*** Block opens ***

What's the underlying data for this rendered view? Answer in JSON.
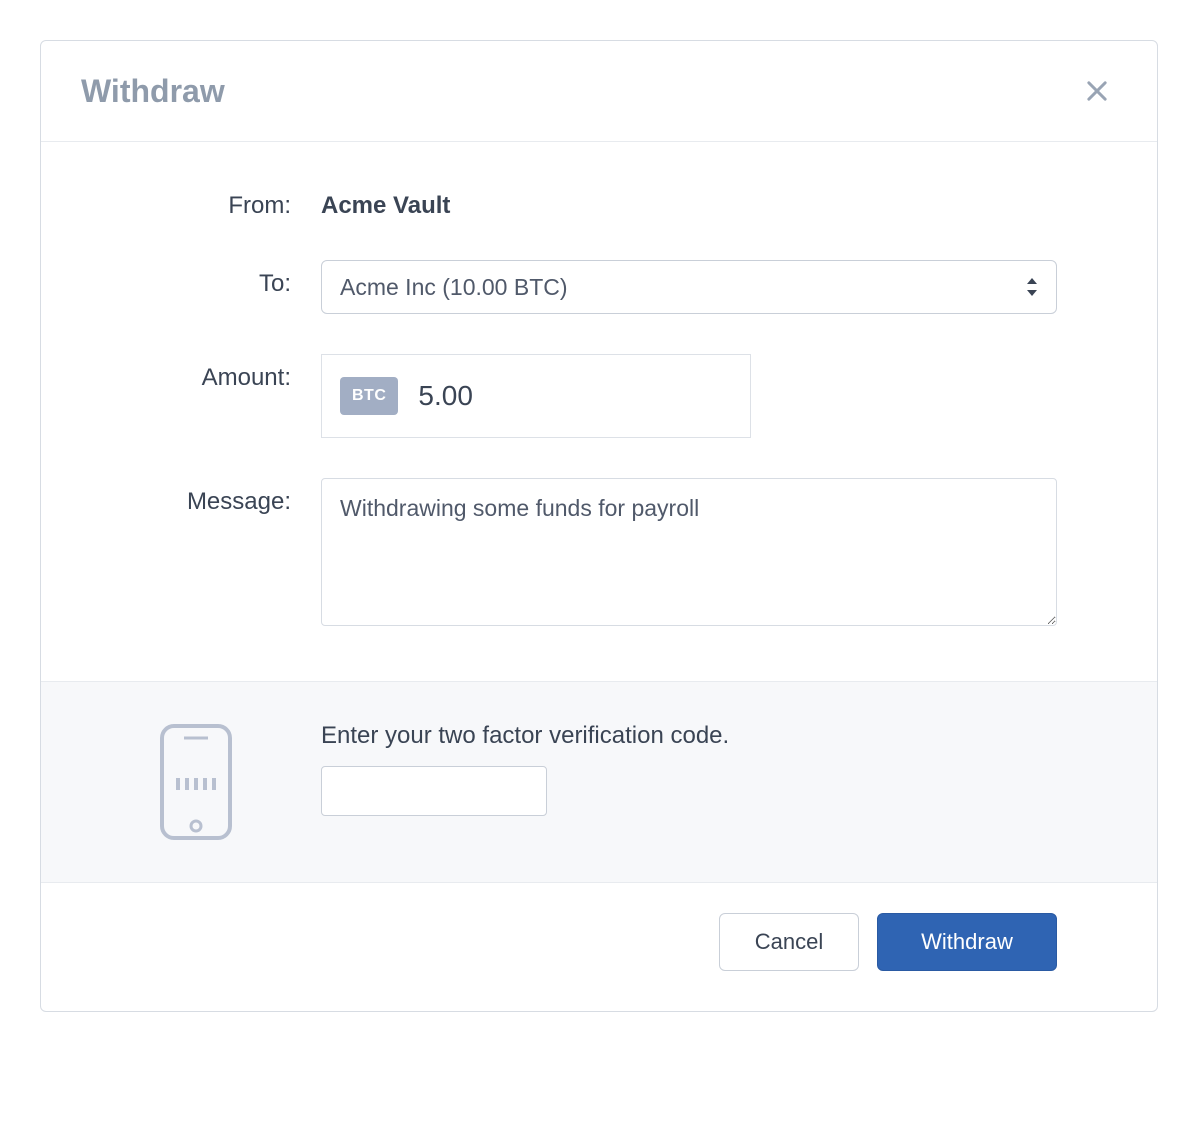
{
  "modal": {
    "title": "Withdraw"
  },
  "form": {
    "from_label": "From:",
    "from_value": "Acme Vault",
    "to_label": "To:",
    "to_selected": "Acme Inc (10.00 BTC)",
    "amount_label": "Amount:",
    "amount_currency": "BTC",
    "amount_value": "5.00",
    "message_label": "Message:",
    "message_value": "Withdrawing some funds for payroll"
  },
  "two_factor": {
    "label": "Enter your two factor verification code.",
    "value": ""
  },
  "footer": {
    "cancel_label": "Cancel",
    "submit_label": "Withdraw"
  }
}
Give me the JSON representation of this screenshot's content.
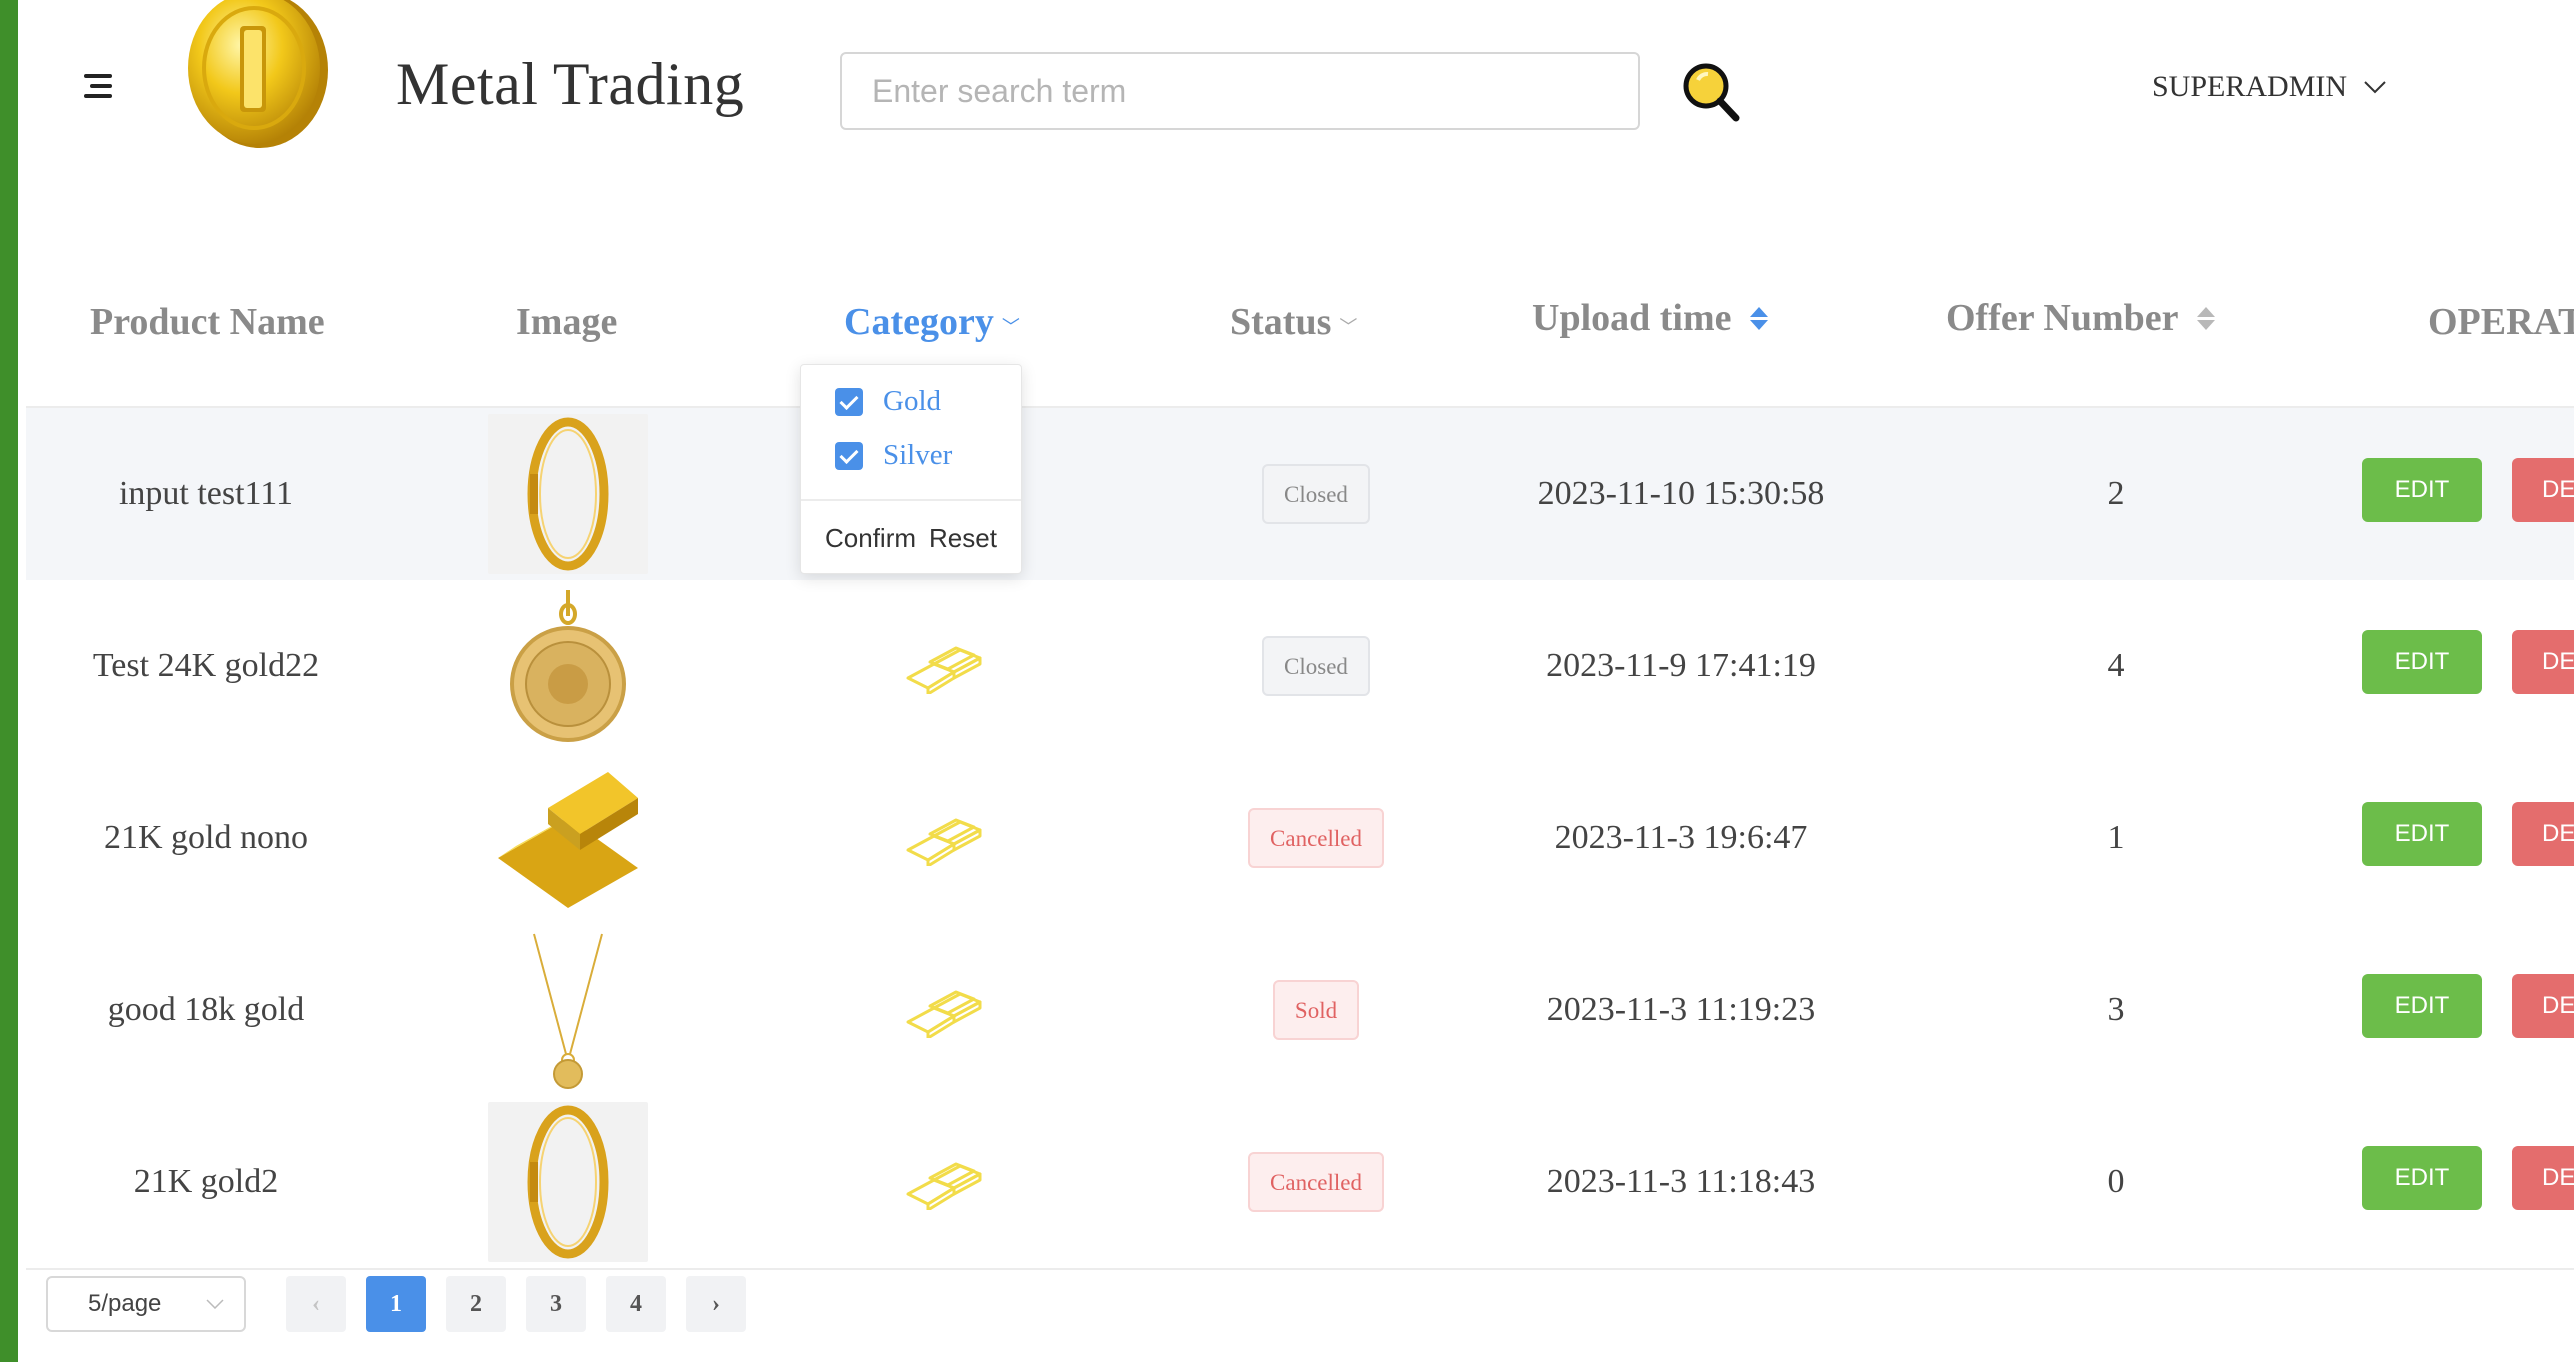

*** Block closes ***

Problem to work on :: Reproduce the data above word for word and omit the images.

Solution to the problem ::
What's the underlying data for this rendered view? Answer in JSON.
{
  "modal": {
    "title": "Withdraw"
  },
  "form": {
    "from_label": "From:",
    "from_value": "Acme Vault",
    "to_label": "To:",
    "to_selected": "Acme Inc (10.00 BTC)",
    "amount_label": "Amount:",
    "amount_currency": "BTC",
    "amount_value": "5.00",
    "message_label": "Message:",
    "message_value": "Withdrawing some funds for payroll"
  },
  "two_factor": {
    "label": "Enter your two factor verification code.",
    "value": ""
  },
  "footer": {
    "cancel_label": "Cancel",
    "submit_label": "Withdraw"
  }
}
Give me the JSON representation of this screenshot's content.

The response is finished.